HerbicidesExpert: IARC Herbicide Classifications Leading To Confu…
July 24, 2015
Few people in the crop protection industry had heard of the International Agency for Research on Cancer (IARC) before this Read More
ManagementFCI Trade Summit Update & Precision Tank Turns 50
July 23, 2015
Editors Dave Frabotta and Eric Sfiligoj discuss the upcoming FCI Trade Summit in Las Vegas, NV, and how Precision Tank Read More
Palmer pigweed seedhead in cotton
HerbicidesUSDA Deregulates Dow AgroSciences’ Enlist Cotton Trait
July 23, 2015
The USDA today issued its decision deregulating Dow AgroSciences’ Enlist cotton trait in the U.S. The USDA has now completed its Read More

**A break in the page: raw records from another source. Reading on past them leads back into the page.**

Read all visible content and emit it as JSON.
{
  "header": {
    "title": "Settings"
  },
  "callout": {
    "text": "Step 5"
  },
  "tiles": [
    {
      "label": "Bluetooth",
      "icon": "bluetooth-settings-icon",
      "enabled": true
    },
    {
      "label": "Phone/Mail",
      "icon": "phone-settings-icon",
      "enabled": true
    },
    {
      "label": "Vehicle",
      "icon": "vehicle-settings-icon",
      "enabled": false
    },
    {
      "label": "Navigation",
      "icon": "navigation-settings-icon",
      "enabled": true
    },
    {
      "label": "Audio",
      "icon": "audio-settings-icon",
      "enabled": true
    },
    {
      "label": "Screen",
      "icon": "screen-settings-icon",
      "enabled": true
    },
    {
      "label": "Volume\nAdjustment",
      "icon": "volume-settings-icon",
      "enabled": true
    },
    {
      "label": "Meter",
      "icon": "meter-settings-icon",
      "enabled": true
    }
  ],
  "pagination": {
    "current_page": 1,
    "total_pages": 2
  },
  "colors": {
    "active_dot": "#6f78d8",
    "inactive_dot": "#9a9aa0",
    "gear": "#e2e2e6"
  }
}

Industry NewsVerdesian Life Sciences Showcases Versatile Product Por…
July 23, 2015
Technology has revolutionized agriculture by bringing farmers, retailers and distributors to the forefront of the digital age. To meet the Read More
FertilizerWSJ: Cf Industries Exploring Merger With Dutch Chemical…
July 23, 2015
U.S. fertilizer maker CF Industries is in advanced merger talks with Amsterdam-listed chemical company OCI NV, the Wall Street Journal Read More
HerbicidesNufarm Releases New Panther SC Herbicide
July 23, 2015
Nufarm has announced the availability of new Panther SC herbicide. Panther SC is the first liquid formulation of flumioxazin available Read More
EquipmentFarmLink Launches Farm Equipment Sharing Program
July 23, 2015
FarmLink has introduced a new online farm equipment sharing community – MachineryLink Sharing – leveraging this new economy business model Read More
HerbicidesCould The South’s Most Troublesome Weed Represent A Thr…
July 22, 2015
Palmer amaranth is undoubtedly the most troublesome weed in the southern United States, taking a devastating toll on both cotton Read More
Industry NewsH.J. Baker Hires New Director Of International Sales
July 22, 2015
Global Agriculture firm H.J. Baker announced today that Steve Langley has joined the company’s Crop Performance Division and Animal Health Read More